=== Excerpted data ===
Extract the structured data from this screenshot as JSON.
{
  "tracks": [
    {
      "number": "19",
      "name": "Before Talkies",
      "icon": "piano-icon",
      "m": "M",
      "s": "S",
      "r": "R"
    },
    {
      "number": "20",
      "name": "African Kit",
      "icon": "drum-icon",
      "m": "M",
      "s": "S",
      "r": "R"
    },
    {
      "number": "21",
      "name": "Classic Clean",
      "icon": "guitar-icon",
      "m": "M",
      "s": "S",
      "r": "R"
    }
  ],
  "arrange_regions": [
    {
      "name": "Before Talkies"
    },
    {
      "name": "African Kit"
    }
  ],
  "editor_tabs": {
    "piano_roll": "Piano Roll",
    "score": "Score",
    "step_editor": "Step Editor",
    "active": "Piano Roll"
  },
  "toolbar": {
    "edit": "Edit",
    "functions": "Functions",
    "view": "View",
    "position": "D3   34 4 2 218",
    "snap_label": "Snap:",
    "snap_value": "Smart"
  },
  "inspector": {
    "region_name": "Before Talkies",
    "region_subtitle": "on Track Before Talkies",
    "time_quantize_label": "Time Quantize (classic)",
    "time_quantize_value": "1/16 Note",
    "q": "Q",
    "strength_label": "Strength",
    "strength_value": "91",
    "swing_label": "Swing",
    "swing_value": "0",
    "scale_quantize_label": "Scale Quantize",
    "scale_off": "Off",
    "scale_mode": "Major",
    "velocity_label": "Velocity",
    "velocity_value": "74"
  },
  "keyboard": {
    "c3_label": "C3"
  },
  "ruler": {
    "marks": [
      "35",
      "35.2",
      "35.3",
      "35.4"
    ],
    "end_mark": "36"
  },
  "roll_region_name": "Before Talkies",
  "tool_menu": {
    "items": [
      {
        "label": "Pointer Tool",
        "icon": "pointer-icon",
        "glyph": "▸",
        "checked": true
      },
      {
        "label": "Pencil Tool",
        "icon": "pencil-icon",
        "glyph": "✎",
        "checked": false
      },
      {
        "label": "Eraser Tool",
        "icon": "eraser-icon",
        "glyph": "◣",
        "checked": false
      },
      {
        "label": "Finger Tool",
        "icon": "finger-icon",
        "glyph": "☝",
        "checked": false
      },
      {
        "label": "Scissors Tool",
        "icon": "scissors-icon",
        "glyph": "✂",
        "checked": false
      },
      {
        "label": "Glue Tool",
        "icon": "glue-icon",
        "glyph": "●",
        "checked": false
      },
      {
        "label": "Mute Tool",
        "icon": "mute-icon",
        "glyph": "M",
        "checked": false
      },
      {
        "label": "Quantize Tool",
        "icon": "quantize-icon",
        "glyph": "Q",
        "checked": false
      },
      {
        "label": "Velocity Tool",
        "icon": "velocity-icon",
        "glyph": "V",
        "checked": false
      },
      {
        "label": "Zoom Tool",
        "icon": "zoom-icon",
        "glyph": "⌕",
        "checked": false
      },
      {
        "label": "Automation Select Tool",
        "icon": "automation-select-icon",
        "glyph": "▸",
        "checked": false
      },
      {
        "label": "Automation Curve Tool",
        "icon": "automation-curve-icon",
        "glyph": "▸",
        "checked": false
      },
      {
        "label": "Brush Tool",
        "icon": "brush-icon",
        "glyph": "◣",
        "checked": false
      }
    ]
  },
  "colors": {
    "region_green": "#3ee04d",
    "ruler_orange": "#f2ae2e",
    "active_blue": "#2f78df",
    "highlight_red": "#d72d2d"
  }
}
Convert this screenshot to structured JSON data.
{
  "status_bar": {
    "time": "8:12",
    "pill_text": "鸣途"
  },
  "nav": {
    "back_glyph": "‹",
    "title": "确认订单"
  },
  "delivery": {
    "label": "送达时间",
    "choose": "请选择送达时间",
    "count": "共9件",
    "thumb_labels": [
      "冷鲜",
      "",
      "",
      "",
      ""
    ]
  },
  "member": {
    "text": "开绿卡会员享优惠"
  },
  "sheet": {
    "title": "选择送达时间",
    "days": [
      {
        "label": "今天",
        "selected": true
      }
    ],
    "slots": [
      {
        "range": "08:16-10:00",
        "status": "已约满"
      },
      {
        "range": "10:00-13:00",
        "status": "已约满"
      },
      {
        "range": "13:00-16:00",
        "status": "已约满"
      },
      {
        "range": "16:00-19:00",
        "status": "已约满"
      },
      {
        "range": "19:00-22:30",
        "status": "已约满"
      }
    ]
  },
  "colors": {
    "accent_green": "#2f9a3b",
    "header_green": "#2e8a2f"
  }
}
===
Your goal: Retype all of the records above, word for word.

Answer to this exercise:
Extract the structured data from this screenshot as JSON.
{
  "tracks": [
    {
      "number": "19",
      "name": "Before Talkies",
      "icon": "piano-icon",
      "m": "M",
      "s": "S",
      "r": "R"
    },
    {
      "number": "20",
      "name": "African Kit",
      "icon": "drum-icon",
      "m": "M",
      "s": "S",
      "r": "R"
    },
    {
      "number": "21",
      "name": "Classic Clean",
      "icon": "guitar-icon",
      "m": "M",
      "s": "S",
      "r": "R"
    }
  ],
  "arrange_regions": [
    {
      "name": "Before Talkies"
    },
    {
      "name": "African Kit"
    }
  ],
  "editor_tabs": {
    "piano_roll": "Piano Roll",
    "score": "Score",
    "step_editor": "Step Editor",
    "active": "Piano Roll"
  },
  "toolbar": {
    "edit": "Edit",
    "functions": "Functions",
    "view": "View",
    "position": "D3   34 4 2 218",
    "snap_label": "Snap:",
    "snap_value": "Smart"
  },
  "inspector": {
    "region_name": "Before Talkies",
    "region_subtitle": "on Track Before Talkies",
    "time_quantize_label": "Time Quantize (classic)",
    "time_quantize_value": "1/16 Note",
    "q": "Q",
    "strength_label": "Strength",
    "strength_value": "91",
    "swing_label": "Swing",
    "swing_value": "0",
    "scale_quantize_label": "Scale Quantize",
    "scale_off": "Off",
    "scale_mode": "Major",
    "velocity_label": "Velocity",
    "velocity_value": "74"
  },
  "keyboard": {
    "c3_label": "C3"
  },
  "ruler": {
    "marks": [
      "35",
      "35.2",
      "35.3",
      "35.4"
    ],
    "end_mark": "36"
  },
  "roll_region_name": "Before Talkies",
  "tool_menu": {
    "items": [
      {
        "label": "Pointer Tool",
        "icon": "pointer-icon",
        "glyph": "▸",
        "checked": true
      },
      {
        "label": "Pencil Tool",
        "icon": "pencil-icon",
        "glyph": "✎",
        "checked": false
      },
      {
        "label": "Eraser Tool",
        "icon": "eraser-icon",
        "glyph": "◣",
        "checked": false
      },
      {
        "label": "Finger Tool",
        "icon": "finger-icon",
        "glyph": "☝",
        "checked": false
      },
      {
        "label": "Scissors Tool",
        "icon": "scissors-icon",
        "glyph": "✂",
        "checked": false
      },
      {
        "label": "Glue Tool",
        "icon": "glue-icon",
        "glyph": "●",
        "checked": false
      },
      {
        "label": "Mute Tool",
        "icon": "mute-icon",
        "glyph": "M",
        "checked": false
      },
      {
        "label": "Quantize Tool",
        "icon": "quantize-icon",
        "glyph": "Q",
        "checked": false
      },
      {
        "label": "Velocity Tool",
        "icon": "velocity-icon",
        "glyph": "V",
        "checked": false
      },
      {
        "label": "Zoom Tool",
        "icon": "zoom-icon",
        "glyph": "⌕",
        "checked": false
      },
      {
        "label": "Automation Select Tool",
        "icon": "automation-select-icon",
        "glyph": "▸",
        "checked": false
      },
      {
        "label": "Automation Curve Tool",
        "icon": "automation-curve-icon",
        "glyph": "▸",
        "checked": false
      },
      {
        "label": "Brush Tool",
        "icon": "brush-icon",
        "glyph": "◣",
        "checked": false
      }
    ]
  },
  "colors": {
    "region_green": "#3ee04d",
    "ruler_orange": "#f2ae2e",
    "active_blue": "#2f78df",
    "highlight_red": "#d72d2d"
  }
}
Convert this screenshot to structured JSON data.
{
  "status_bar": {
    "time": "8:12",
    "pill_text": "鸣途"
  },
  "nav": {
    "back_glyph": "‹",
    "title": "确认订单"
  },
  "delivery": {
    "label": "送达时间",
    "choose": "请选择送达时间",
    "count": "共9件",
    "thumb_labels": [
      "冷鲜",
      "",
      "",
      "",
      ""
    ]
  },
  "member": {
    "text": "开绿卡会员享优惠"
  },
  "sheet": {
    "title": "选择送达时间",
    "days": [
      {
        "label": "今天",
        "selected": true
      }
    ],
    "slots": [
      {
        "range": "08:16-10:00",
        "status": "已约满"
      },
      {
        "range": "10:00-13:00",
        "status": "已约满"
      },
      {
        "range": "13:00-16:00",
        "status": "已约满"
      },
      {
        "range": "16:00-19:00",
        "status": "已约满"
      },
      {
        "range": "19:00-22:30",
        "status": "已约满"
      }
    ]
  },
  "colors": {
    "accent_green": "#2f9a3b",
    "header_green": "#2e8a2f"
  }
}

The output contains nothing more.